Element data from apps and pages:
━━━━━━━━━━━━━━━━━━━━━━━━━━━━━━

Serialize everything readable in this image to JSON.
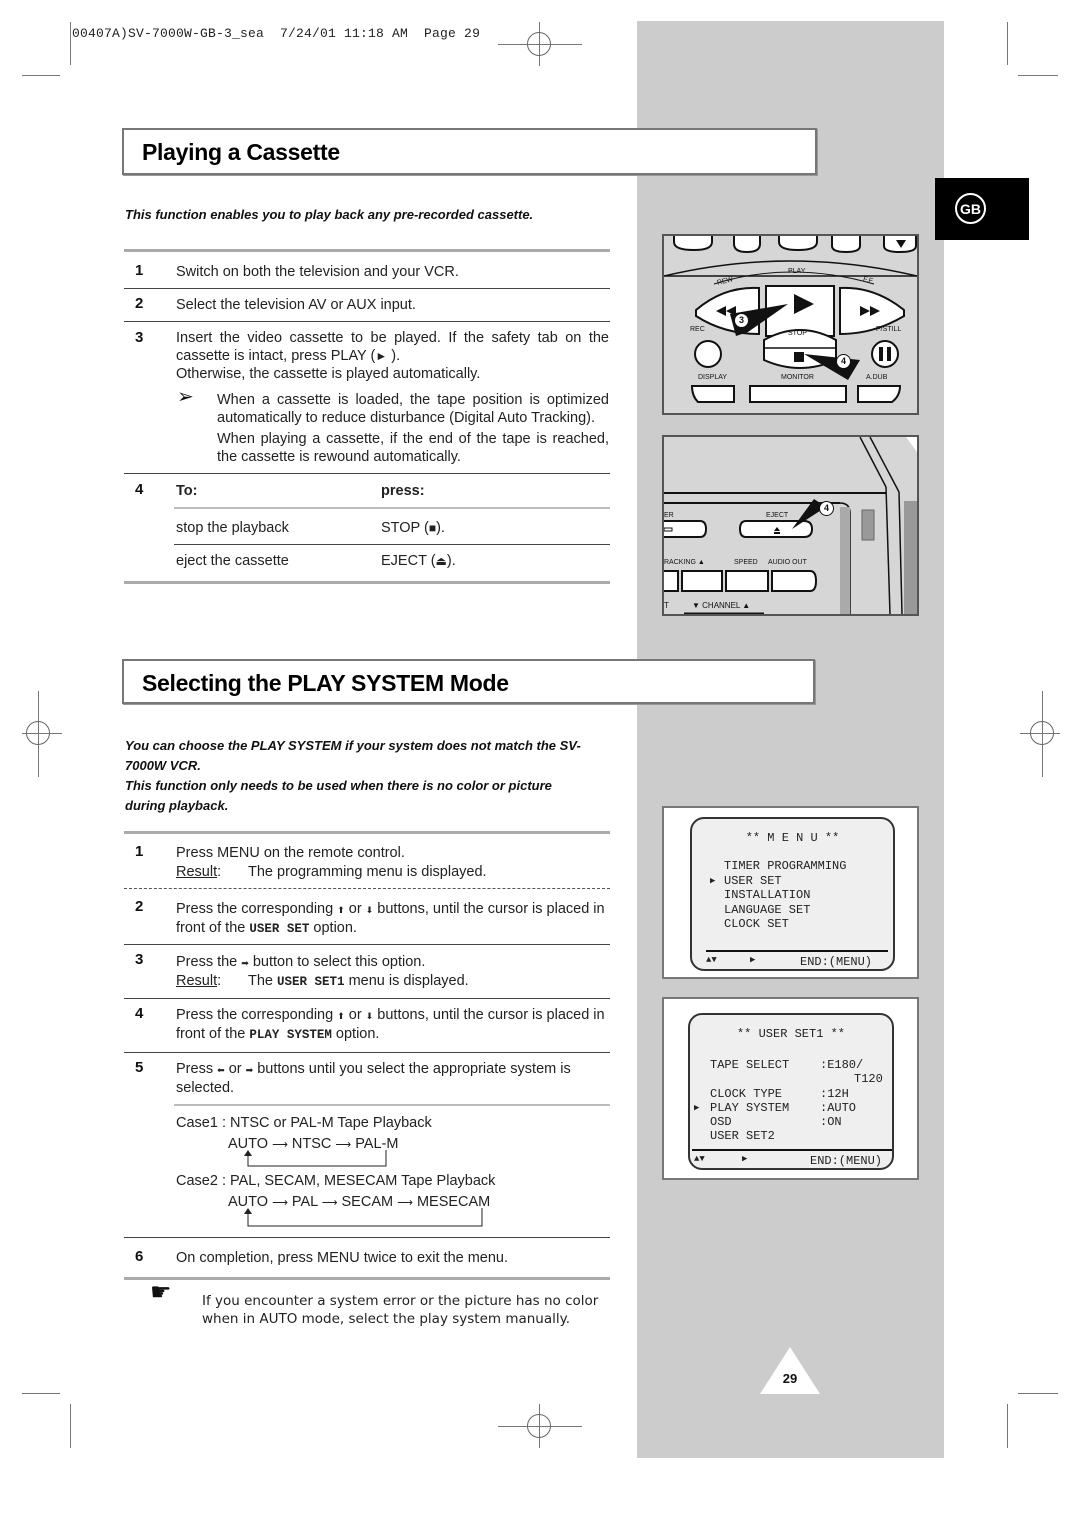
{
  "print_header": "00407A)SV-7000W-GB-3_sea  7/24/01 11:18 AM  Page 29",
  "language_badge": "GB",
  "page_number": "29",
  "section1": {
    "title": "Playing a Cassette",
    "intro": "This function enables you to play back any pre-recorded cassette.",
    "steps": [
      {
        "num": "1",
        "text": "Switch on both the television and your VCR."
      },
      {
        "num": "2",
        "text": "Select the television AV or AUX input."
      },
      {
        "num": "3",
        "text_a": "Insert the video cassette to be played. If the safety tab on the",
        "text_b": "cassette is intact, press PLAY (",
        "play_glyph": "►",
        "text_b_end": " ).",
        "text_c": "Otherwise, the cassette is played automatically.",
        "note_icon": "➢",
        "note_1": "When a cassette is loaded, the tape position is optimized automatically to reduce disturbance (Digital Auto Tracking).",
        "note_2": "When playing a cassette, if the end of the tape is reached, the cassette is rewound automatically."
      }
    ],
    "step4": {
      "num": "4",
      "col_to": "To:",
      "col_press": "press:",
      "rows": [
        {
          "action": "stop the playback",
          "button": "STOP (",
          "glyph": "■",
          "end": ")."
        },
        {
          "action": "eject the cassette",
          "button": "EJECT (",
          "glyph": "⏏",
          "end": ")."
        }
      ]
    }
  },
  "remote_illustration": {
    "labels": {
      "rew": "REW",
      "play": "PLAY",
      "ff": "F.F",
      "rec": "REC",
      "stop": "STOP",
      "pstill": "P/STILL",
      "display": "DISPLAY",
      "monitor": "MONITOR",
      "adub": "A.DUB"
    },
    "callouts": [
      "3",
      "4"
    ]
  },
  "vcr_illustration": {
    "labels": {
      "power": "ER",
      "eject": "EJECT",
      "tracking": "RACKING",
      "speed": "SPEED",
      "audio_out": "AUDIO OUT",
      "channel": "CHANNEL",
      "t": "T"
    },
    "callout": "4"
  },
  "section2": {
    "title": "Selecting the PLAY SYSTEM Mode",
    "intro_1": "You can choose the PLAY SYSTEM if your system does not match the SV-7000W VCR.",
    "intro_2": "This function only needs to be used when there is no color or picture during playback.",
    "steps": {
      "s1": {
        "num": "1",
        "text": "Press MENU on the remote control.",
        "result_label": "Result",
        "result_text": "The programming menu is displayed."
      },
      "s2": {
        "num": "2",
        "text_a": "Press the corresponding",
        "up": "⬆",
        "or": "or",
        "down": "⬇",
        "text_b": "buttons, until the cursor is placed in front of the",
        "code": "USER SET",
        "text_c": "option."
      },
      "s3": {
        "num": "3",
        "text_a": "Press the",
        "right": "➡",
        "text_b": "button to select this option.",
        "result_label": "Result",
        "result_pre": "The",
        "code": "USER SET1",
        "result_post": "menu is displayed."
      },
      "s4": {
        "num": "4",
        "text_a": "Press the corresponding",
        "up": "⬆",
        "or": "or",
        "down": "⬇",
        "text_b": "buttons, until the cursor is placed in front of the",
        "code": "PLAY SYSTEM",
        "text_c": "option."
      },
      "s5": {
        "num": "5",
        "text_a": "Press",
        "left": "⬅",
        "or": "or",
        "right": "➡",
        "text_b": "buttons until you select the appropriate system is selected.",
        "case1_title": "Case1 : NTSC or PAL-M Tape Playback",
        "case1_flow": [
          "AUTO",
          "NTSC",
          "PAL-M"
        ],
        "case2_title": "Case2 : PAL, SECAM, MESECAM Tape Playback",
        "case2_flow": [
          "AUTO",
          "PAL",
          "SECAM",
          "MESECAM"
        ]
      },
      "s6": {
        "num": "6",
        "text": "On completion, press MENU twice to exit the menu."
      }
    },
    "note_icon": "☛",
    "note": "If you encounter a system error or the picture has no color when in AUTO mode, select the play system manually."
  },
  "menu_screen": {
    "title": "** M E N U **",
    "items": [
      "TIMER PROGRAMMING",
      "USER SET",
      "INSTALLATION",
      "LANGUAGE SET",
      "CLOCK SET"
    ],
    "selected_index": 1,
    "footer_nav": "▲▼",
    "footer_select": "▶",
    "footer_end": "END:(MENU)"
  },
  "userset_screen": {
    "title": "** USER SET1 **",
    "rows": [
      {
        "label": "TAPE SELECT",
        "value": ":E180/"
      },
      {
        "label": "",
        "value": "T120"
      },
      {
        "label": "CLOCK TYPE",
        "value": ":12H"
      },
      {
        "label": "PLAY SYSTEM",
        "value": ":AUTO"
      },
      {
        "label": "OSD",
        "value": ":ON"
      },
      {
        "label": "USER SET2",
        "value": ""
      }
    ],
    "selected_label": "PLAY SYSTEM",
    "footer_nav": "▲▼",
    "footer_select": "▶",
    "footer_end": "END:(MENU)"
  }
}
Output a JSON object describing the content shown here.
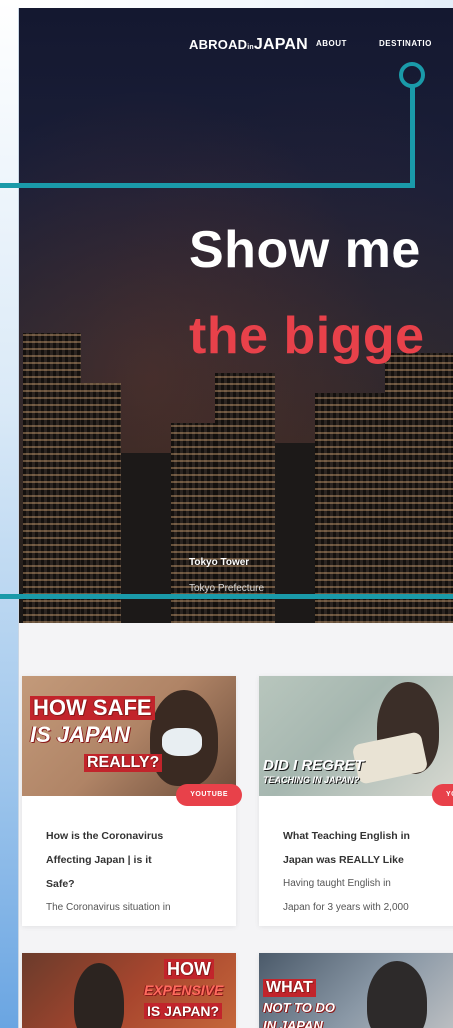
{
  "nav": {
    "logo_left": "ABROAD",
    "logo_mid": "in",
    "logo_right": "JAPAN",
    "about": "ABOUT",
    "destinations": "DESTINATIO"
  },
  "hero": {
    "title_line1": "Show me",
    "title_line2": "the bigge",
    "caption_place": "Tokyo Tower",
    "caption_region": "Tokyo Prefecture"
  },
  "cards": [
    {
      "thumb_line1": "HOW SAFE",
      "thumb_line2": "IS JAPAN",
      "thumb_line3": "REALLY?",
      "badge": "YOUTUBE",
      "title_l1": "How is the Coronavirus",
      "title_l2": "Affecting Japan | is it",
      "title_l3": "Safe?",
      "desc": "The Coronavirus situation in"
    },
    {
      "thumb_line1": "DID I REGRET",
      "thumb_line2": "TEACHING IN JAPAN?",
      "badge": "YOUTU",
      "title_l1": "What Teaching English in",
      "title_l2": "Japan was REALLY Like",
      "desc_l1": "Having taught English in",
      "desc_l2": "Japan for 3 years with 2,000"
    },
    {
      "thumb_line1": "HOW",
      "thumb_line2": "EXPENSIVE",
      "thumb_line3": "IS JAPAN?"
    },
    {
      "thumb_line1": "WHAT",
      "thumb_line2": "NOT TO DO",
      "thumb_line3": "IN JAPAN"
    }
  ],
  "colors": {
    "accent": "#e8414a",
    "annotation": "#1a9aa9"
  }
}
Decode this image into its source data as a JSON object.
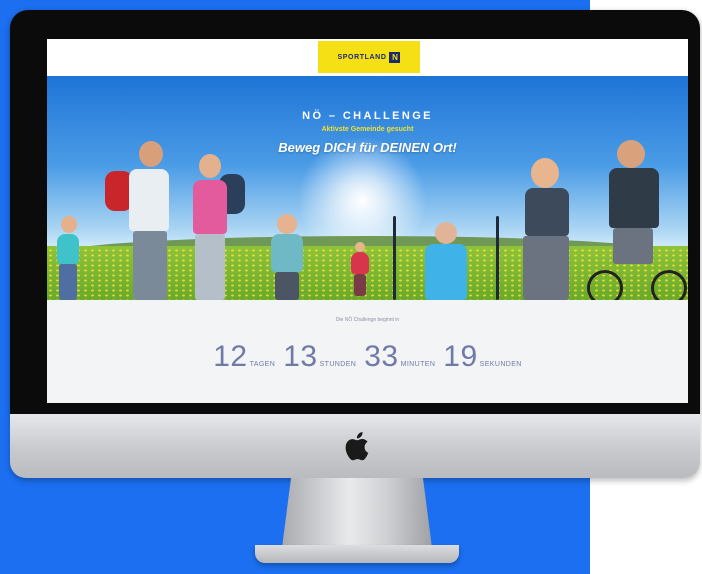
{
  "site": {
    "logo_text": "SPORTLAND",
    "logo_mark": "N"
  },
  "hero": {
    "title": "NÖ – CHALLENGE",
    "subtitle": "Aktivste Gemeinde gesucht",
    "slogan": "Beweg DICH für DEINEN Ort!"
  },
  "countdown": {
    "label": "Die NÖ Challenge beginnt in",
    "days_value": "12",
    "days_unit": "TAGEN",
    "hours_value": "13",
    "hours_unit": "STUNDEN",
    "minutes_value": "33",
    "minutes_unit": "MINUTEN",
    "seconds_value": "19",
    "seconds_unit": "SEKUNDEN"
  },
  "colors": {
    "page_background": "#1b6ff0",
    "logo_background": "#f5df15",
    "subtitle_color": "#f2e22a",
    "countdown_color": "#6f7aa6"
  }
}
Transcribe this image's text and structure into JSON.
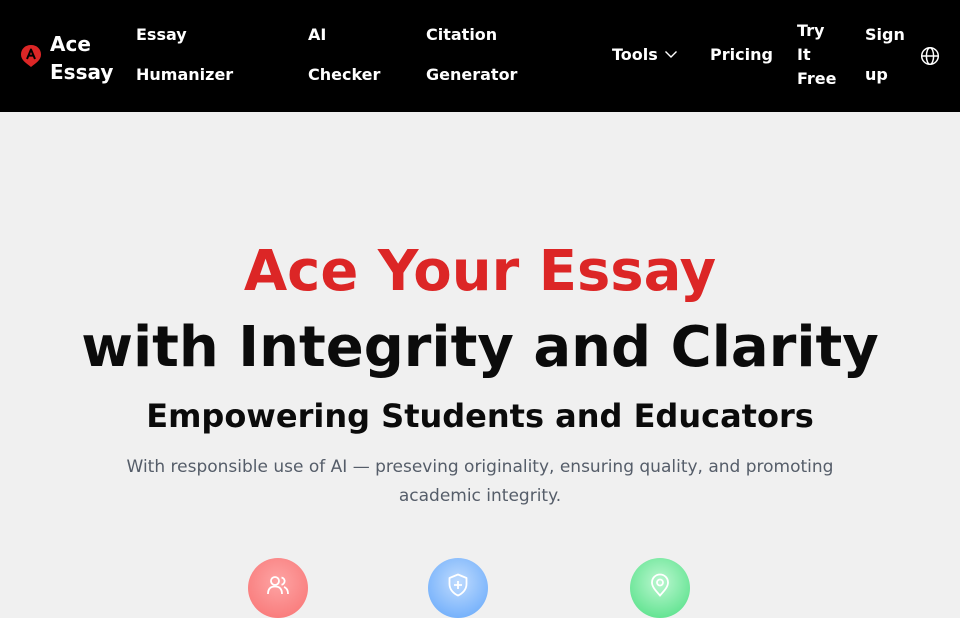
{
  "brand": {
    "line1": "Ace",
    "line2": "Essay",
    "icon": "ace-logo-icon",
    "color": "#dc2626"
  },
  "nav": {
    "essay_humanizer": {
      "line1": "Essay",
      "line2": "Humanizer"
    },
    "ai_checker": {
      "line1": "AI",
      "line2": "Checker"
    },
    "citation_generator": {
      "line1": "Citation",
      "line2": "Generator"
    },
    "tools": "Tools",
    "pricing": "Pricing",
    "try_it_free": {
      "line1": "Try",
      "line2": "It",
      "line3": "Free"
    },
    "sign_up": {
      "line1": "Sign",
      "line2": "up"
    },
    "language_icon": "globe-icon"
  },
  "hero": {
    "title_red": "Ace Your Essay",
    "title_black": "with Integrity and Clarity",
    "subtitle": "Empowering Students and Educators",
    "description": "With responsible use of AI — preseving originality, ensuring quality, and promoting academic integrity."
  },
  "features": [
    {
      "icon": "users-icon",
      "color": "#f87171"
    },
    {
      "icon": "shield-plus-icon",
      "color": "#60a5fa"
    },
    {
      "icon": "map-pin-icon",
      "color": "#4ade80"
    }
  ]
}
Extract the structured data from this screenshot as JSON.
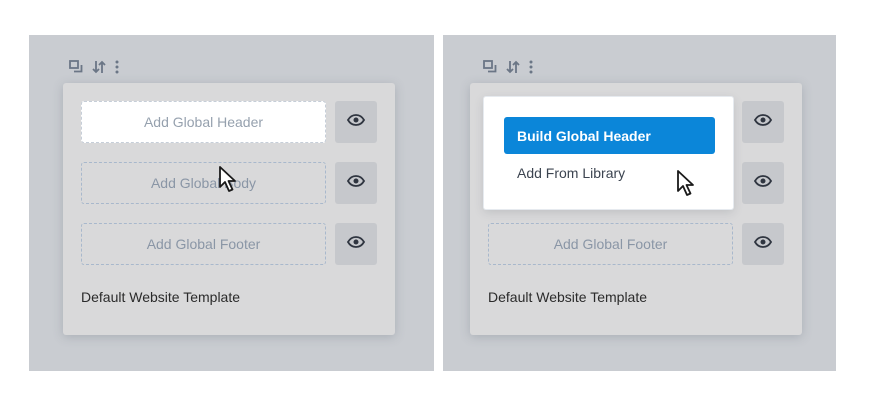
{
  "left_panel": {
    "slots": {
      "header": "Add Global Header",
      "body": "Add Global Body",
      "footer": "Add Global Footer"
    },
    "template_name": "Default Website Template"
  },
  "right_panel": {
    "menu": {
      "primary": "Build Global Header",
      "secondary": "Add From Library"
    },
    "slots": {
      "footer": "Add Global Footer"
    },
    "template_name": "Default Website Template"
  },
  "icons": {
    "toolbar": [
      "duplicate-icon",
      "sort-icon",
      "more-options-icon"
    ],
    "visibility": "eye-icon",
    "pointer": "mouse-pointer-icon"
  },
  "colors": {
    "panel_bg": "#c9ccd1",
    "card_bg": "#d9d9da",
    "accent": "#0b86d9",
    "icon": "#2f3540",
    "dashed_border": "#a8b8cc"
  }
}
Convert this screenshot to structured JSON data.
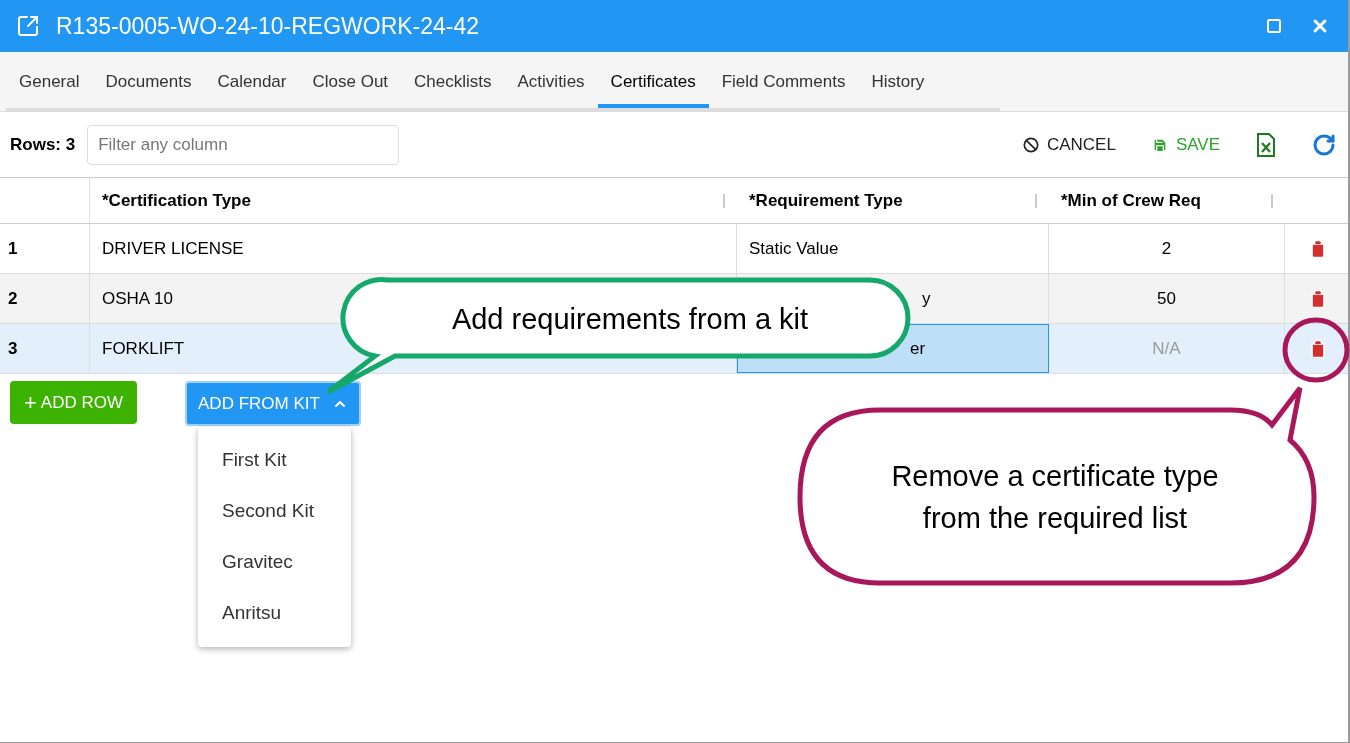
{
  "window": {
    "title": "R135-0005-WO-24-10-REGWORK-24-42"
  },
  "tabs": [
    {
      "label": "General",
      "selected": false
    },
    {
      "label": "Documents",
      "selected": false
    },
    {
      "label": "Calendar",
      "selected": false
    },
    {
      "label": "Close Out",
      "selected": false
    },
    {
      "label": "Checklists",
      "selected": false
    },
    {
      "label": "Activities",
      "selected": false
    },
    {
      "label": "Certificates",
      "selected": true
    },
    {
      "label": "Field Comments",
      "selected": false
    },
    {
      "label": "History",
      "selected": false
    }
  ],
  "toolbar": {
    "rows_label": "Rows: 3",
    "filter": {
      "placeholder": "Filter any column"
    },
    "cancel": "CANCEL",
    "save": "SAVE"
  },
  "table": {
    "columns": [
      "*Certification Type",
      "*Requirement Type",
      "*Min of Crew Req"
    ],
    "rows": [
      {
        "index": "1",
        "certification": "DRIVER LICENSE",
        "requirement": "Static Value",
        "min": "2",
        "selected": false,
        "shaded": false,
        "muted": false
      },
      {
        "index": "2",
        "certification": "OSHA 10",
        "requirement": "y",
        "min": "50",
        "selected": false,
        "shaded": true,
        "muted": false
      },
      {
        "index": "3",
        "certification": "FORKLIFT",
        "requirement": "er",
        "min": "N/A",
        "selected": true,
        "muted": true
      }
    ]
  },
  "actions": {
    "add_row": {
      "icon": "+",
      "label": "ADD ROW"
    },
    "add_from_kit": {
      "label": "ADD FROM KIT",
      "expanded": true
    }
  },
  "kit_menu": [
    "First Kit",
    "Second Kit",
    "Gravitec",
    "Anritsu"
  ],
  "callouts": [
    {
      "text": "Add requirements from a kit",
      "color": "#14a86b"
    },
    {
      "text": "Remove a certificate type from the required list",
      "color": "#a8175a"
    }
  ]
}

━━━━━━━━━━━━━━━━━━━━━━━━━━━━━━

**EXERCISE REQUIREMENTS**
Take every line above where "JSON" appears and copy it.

**EXERCISE OUTPUT**
Serialize everything readable in this image to JSON.
Output a JSON object describing the content shown here.
Decode this image into its source data as a JSON object.
Transcribe this image's text and structure into JSON.
Extract the structured data from this screenshot as JSON.
Convert this screenshot to structured JSON data.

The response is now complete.